■ Task
Read the records below and copy each line that contains "nedeniyle".

(Excerpts from an interface dataset)
++++++++++++++++++++
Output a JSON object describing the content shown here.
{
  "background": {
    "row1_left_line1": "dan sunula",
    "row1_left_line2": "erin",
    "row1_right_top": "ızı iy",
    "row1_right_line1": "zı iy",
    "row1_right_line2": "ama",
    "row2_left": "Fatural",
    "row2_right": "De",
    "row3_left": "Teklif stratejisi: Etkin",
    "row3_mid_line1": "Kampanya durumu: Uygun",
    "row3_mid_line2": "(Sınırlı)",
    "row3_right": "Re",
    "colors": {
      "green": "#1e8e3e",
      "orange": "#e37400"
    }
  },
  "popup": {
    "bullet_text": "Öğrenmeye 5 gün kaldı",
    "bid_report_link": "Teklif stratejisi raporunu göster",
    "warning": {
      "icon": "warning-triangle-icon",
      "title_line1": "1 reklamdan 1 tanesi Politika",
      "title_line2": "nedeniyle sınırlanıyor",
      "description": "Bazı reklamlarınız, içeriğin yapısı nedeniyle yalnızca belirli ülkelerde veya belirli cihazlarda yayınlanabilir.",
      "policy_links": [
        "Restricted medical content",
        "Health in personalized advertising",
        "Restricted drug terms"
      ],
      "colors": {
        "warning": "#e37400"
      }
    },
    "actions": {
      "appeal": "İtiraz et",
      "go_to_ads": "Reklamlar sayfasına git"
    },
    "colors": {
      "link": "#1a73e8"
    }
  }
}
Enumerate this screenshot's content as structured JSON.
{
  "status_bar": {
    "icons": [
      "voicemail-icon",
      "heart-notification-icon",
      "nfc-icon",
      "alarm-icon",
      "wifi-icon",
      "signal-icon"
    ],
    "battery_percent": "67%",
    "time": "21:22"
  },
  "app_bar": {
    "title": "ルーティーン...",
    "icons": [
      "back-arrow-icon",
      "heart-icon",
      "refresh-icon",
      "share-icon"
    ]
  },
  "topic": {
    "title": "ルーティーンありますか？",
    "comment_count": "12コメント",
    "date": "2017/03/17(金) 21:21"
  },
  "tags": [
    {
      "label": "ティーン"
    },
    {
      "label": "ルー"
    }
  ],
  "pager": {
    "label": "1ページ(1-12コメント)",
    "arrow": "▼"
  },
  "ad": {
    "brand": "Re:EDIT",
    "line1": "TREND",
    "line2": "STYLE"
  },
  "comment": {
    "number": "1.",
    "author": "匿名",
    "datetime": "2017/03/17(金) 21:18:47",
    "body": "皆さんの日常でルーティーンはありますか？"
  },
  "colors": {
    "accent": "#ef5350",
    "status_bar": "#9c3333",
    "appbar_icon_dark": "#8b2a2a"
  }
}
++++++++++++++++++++
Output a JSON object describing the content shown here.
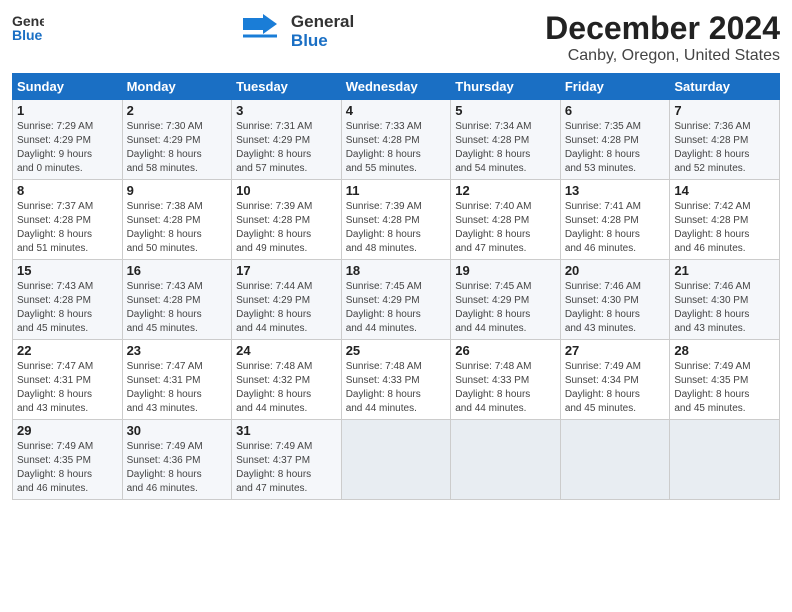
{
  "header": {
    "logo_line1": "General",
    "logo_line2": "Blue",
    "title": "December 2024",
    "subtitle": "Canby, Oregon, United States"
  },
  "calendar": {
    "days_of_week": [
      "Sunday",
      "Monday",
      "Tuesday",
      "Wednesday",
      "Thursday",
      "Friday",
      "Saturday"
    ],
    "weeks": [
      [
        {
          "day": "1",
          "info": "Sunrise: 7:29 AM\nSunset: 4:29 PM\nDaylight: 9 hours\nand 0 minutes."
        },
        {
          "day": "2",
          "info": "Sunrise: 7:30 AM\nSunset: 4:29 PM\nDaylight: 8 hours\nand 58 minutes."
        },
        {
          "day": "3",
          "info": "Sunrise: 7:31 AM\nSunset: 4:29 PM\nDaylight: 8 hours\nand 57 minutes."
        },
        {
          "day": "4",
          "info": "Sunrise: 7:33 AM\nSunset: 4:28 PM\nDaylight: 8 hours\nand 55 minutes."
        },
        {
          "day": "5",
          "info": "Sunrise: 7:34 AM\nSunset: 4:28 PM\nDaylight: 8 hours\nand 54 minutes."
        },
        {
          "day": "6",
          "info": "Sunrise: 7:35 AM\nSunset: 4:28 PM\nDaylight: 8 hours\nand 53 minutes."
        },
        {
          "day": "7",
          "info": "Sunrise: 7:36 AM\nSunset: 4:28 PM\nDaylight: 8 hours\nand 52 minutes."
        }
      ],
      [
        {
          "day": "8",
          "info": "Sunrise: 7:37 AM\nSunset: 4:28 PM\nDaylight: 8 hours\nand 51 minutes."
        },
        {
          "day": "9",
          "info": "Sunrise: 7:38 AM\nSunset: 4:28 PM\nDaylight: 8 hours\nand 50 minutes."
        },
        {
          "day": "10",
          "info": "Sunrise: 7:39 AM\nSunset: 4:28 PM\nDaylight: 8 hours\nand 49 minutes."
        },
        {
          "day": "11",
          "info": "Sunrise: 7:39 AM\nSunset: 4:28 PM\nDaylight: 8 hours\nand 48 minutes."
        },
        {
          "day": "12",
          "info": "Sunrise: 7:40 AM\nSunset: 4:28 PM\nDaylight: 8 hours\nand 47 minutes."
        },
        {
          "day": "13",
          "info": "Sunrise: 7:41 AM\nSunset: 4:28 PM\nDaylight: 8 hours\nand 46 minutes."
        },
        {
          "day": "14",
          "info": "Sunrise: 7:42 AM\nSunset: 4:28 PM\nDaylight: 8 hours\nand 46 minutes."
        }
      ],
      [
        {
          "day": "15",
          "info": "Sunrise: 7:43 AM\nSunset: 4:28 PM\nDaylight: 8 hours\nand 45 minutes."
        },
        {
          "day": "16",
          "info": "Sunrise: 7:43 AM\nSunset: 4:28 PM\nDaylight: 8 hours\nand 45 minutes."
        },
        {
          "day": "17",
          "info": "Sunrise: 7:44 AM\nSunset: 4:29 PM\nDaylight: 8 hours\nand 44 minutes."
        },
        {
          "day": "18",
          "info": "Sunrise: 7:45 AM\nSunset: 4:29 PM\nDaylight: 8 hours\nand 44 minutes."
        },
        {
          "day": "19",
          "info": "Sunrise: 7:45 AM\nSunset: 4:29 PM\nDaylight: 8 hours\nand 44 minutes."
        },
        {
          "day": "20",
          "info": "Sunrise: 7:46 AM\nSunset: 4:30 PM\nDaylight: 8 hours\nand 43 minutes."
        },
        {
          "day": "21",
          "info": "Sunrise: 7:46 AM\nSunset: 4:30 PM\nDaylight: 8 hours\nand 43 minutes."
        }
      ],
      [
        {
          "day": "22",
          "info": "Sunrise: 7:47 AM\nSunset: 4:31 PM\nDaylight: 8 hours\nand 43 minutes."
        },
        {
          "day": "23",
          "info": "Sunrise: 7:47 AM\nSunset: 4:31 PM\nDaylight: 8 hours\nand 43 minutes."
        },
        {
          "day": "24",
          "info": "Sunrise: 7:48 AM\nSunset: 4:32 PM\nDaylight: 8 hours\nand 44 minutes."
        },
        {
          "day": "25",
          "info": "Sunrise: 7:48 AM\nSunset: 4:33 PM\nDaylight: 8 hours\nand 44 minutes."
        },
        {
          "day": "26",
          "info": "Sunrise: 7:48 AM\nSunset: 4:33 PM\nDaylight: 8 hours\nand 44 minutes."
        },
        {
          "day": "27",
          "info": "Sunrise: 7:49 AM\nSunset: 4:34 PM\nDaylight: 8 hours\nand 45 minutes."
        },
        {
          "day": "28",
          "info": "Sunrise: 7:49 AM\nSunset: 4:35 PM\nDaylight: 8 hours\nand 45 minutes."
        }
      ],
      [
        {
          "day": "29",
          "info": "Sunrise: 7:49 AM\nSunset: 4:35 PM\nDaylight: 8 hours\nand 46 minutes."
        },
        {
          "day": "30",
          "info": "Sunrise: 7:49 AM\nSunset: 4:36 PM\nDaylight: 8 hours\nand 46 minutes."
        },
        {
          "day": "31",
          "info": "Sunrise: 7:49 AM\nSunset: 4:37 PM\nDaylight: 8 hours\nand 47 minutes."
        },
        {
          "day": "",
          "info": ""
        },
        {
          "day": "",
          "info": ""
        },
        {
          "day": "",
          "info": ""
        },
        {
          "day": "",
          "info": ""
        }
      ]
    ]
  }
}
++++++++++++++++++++
■ Answer to this problem
      "title_line2": "nedeniyle sınırlanıyor",
      "description": "Bazı reklamlarınız, içeriğin yapısı nedeniyle yalnızca belirli ülkelerde veya belirli cihazlarda yayınlanabilir.",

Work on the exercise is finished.